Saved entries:
-------
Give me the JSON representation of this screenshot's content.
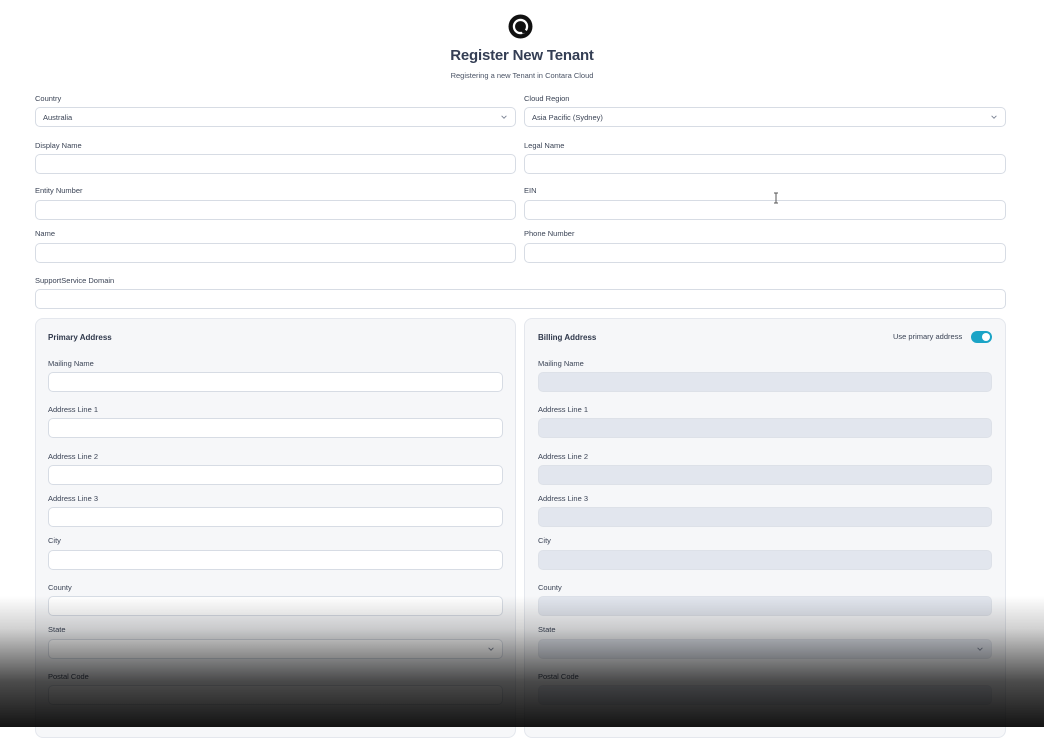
{
  "header": {
    "logo_icon": "contara-logo-icon",
    "title": "Register New Tenant",
    "subtitle": "Registering a new Tenant in Contara Cloud"
  },
  "form": {
    "country": {
      "label": "Country",
      "value": "Australia"
    },
    "cloud_region": {
      "label": "Cloud Region",
      "value": "Asia Pacific (Sydney)"
    },
    "display_name": {
      "label": "Display Name",
      "value": ""
    },
    "legal_name": {
      "label": "Legal Name",
      "value": ""
    },
    "entity_number": {
      "label": "Entity Number",
      "value": ""
    },
    "ein": {
      "label": "EIN",
      "value": ""
    },
    "name": {
      "label": "Name",
      "value": ""
    },
    "phone_number": {
      "label": "Phone Number",
      "value": ""
    },
    "support_service_domain": {
      "label": "SupportService Domain",
      "value": ""
    }
  },
  "primary_address": {
    "title": "Primary Address",
    "mailing_name": "Mailing Name",
    "address_line_1": "Address Line 1",
    "address_line_2": "Address Line 2",
    "address_line_3": "Address Line 3",
    "city": "City",
    "county": "County",
    "state": "State",
    "postal_code": "Postal Code"
  },
  "billing_address": {
    "title": "Billing Address",
    "use_primary_label": "Use primary address",
    "use_primary_enabled": true,
    "mailing_name": "Mailing Name",
    "address_line_1": "Address Line 1",
    "address_line_2": "Address Line 2",
    "address_line_3": "Address Line 3",
    "city": "City",
    "county": "County",
    "state": "State",
    "postal_code": "Postal Code"
  },
  "colors": {
    "accent": "#1ba4c6",
    "disabled_field": "#e2e6ee",
    "panel_background": "#f6f7f9"
  }
}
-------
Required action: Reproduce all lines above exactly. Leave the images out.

Exercise solution:
Give me the JSON representation of this screenshot's content.
{
  "header": {
    "logo_icon": "contara-logo-icon",
    "title": "Register New Tenant",
    "subtitle": "Registering a new Tenant in Contara Cloud"
  },
  "form": {
    "country": {
      "label": "Country",
      "value": "Australia"
    },
    "cloud_region": {
      "label": "Cloud Region",
      "value": "Asia Pacific (Sydney)"
    },
    "display_name": {
      "label": "Display Name",
      "value": ""
    },
    "legal_name": {
      "label": "Legal Name",
      "value": ""
    },
    "entity_number": {
      "label": "Entity Number",
      "value": ""
    },
    "ein": {
      "label": "EIN",
      "value": ""
    },
    "name": {
      "label": "Name",
      "value": ""
    },
    "phone_number": {
      "label": "Phone Number",
      "value": ""
    },
    "support_service_domain": {
      "label": "SupportService Domain",
      "value": ""
    }
  },
  "primary_address": {
    "title": "Primary Address",
    "mailing_name": "Mailing Name",
    "address_line_1": "Address Line 1",
    "address_line_2": "Address Line 2",
    "address_line_3": "Address Line 3",
    "city": "City",
    "county": "County",
    "state": "State",
    "postal_code": "Postal Code"
  },
  "billing_address": {
    "title": "Billing Address",
    "use_primary_label": "Use primary address",
    "use_primary_enabled": true,
    "mailing_name": "Mailing Name",
    "address_line_1": "Address Line 1",
    "address_line_2": "Address Line 2",
    "address_line_3": "Address Line 3",
    "city": "City",
    "county": "County",
    "state": "State",
    "postal_code": "Postal Code"
  },
  "colors": {
    "accent": "#1ba4c6",
    "disabled_field": "#e2e6ee",
    "panel_background": "#f6f7f9"
  }
}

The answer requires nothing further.